Work to complete | Isolate every line in the data with the string "volume" and copy it.
===== Record extracts
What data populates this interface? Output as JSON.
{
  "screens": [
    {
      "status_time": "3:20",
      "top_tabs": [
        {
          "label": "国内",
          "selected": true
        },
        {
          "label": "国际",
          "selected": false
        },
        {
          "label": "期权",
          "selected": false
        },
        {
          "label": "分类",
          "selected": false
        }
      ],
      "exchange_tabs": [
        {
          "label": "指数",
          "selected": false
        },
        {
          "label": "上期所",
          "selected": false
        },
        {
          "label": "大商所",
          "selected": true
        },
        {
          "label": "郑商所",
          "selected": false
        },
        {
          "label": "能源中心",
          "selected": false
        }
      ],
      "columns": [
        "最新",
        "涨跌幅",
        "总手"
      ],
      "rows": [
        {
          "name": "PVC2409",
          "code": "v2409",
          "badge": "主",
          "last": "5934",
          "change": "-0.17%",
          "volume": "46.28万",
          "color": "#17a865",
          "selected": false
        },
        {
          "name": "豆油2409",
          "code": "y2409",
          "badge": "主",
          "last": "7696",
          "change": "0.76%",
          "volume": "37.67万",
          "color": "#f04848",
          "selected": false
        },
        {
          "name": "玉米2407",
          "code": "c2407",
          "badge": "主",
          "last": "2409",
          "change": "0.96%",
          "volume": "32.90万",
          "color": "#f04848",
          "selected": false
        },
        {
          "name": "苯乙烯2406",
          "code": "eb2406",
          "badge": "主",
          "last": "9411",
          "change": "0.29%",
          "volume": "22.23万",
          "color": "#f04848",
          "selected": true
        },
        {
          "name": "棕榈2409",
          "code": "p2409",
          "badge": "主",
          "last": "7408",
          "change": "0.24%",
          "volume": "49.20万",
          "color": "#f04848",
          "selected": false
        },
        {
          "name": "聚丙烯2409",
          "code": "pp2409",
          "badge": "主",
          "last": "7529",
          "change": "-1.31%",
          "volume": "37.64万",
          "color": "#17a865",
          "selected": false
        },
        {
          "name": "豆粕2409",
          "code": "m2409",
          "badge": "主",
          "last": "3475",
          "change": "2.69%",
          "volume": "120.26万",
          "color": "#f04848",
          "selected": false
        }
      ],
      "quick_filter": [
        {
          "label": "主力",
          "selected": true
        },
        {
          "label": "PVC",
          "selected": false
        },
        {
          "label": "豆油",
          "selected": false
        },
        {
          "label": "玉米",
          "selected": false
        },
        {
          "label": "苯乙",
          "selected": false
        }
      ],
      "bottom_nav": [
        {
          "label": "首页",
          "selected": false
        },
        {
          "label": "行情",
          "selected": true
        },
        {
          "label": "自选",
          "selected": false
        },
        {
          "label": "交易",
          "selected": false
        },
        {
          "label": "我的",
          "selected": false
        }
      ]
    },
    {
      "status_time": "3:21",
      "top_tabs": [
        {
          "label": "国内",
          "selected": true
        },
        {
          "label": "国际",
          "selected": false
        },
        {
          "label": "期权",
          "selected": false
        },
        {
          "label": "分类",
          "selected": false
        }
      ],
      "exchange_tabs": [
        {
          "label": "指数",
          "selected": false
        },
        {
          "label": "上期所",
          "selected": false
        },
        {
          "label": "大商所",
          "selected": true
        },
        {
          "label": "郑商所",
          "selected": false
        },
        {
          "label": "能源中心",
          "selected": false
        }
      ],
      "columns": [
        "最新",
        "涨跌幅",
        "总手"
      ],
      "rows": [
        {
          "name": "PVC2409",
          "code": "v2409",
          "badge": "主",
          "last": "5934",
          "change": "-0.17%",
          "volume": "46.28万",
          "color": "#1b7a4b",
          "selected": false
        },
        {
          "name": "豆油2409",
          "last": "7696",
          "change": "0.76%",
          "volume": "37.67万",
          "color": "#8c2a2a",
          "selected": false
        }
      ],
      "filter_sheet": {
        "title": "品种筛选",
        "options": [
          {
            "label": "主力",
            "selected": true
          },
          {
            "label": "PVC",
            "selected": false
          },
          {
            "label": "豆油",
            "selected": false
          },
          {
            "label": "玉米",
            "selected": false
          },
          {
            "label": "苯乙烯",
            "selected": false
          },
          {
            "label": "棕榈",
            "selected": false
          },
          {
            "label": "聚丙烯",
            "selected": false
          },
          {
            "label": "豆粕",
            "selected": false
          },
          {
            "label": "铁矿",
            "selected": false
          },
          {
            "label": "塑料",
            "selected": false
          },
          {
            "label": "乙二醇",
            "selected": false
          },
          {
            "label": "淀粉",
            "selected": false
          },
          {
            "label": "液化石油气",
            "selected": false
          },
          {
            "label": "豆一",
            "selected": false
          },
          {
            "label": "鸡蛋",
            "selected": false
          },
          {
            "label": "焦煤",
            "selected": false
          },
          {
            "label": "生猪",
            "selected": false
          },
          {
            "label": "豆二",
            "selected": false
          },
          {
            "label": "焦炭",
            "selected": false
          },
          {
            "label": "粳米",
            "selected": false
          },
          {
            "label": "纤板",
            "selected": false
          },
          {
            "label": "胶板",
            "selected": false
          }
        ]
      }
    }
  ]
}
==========
Solution |
          "volume": "46.28万",
          "volume": "37.67万",
          "volume": "32.90万",
          "volume": "22.23万",
          "volume": "49.20万",
          "volume": "37.64万",
          "volume": "120.26万",
          "volume": "46.28万",
          "volume": "37.67万",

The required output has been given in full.